Darlington Raceway and Atlanta Motor Speedway are often viewed as two of the most thrilling tracks on the Sprint Cup circuit, steeped in tradition and classic races.
It's unfair that both tracks are stuck with one race per season, as the attempt to move into bigger markets has certainly failed to pan out the way NASCAR expected it to.
A Dale Earnhardt Jr. Win
He's been the sport's most popular driver for over a decade.
Thus, an Earnhardt Jr. win that would break an almost 100-race winless streak could be the most popular win among NASCAR brass, with fans becoming excited about a possible title run.
A Dale Earnhardt Jr. Sprint Cup Championship for 2011
This may be the most bold of my suggestions to help the sport, but could you imagine if Junior wins his first Sprint Cup title this year?
Junior Nation would be very, very excited.
Expanding NASCAR's Online Broadcast Presence
Sure, NASCAR has official Facebook and Twitter accounts, but the organization's website, owned by Turner Sports, is severely lacking.

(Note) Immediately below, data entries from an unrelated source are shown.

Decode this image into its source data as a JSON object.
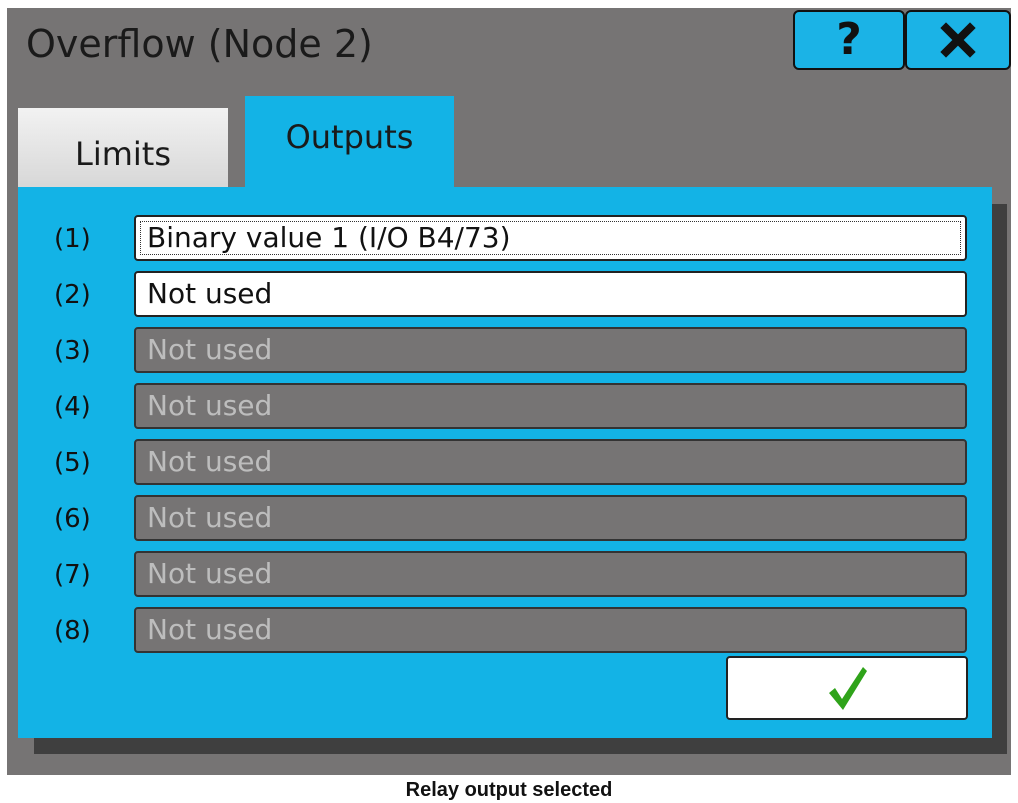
{
  "window": {
    "title": "Overflow (Node 2)",
    "help_label": "?",
    "accent_color": "#13b3e6",
    "background_color": "#767474"
  },
  "tabs": [
    {
      "label": "Limits",
      "active": false
    },
    {
      "label": "Outputs",
      "active": true
    }
  ],
  "outputs": [
    {
      "number": "(1)",
      "value": "Binary value 1 (I/O B4/73)",
      "state": "active",
      "focused": true
    },
    {
      "number": "(2)",
      "value": "Not used",
      "state": "active",
      "focused": false
    },
    {
      "number": "(3)",
      "value": "Not used",
      "state": "disabled",
      "focused": false
    },
    {
      "number": "(4)",
      "value": "Not used",
      "state": "disabled",
      "focused": false
    },
    {
      "number": "(5)",
      "value": "Not used",
      "state": "disabled",
      "focused": false
    },
    {
      "number": "(6)",
      "value": "Not used",
      "state": "disabled",
      "focused": false
    },
    {
      "number": "(7)",
      "value": "Not used",
      "state": "disabled",
      "focused": false
    },
    {
      "number": "(8)",
      "value": "Not used",
      "state": "disabled",
      "focused": false
    }
  ],
  "confirm_icon": "checkmark-icon",
  "caption": "Relay output selected"
}
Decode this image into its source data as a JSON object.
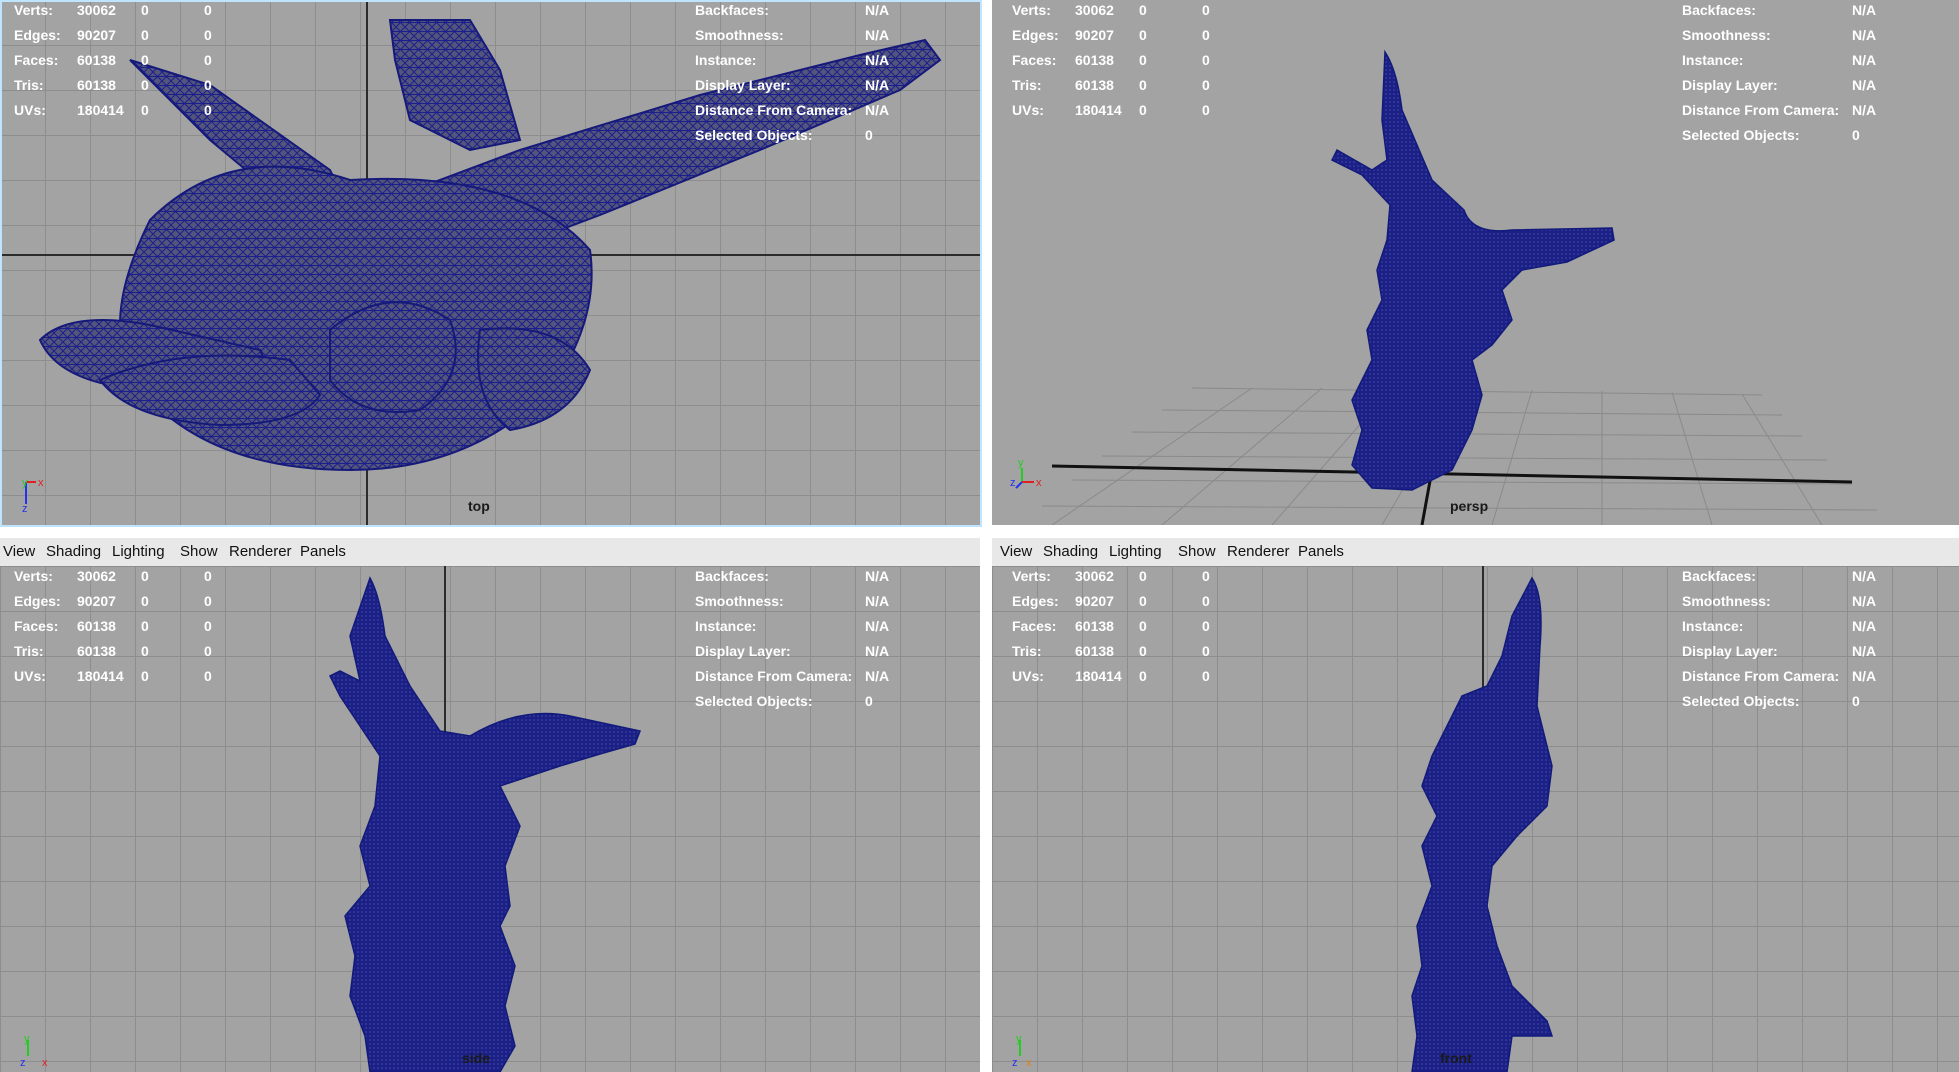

Unlike MLB (now offering a free live stream of one game every night for Facebook fans) and the NFL (free webcasts of Sunday Night Football with enhanced coverage), NASCAR's only legitimate service is TrackPass, a service offering live radio and scanner audio along with enhanced live scoring for a fee.
There are no webcasts of races, excluding SPEED's Camping World Truck slate and TNT's Sprint Cup schedule.
It's time for the sport to get with the program and allow every race to be streamed online for free, regardless of lost funds.
Eliminating the Chase for 2012
There's no question that the Chase for the Sprint Cup brought some much-needed drama to the final 10 races of the season upon its inception in 2004.
However, it now feels a bit convoluted. The qualifications for making the Chase have changed three times in less than 10 years, leading to a change in how points are tabulated as well.
It essentially boils an entire season down to 10 races for those who qualify for the Chase, and it's not necessarily fair to those who have shown consistency throughout a 26-race regular season.
By returning to a revised version of the old points system, drama and great points battles could be naturally produced.
As Alan Kulwicki showed us in 1992, it's entirely possible.
What do you think would help NASCAR right now? Comment below.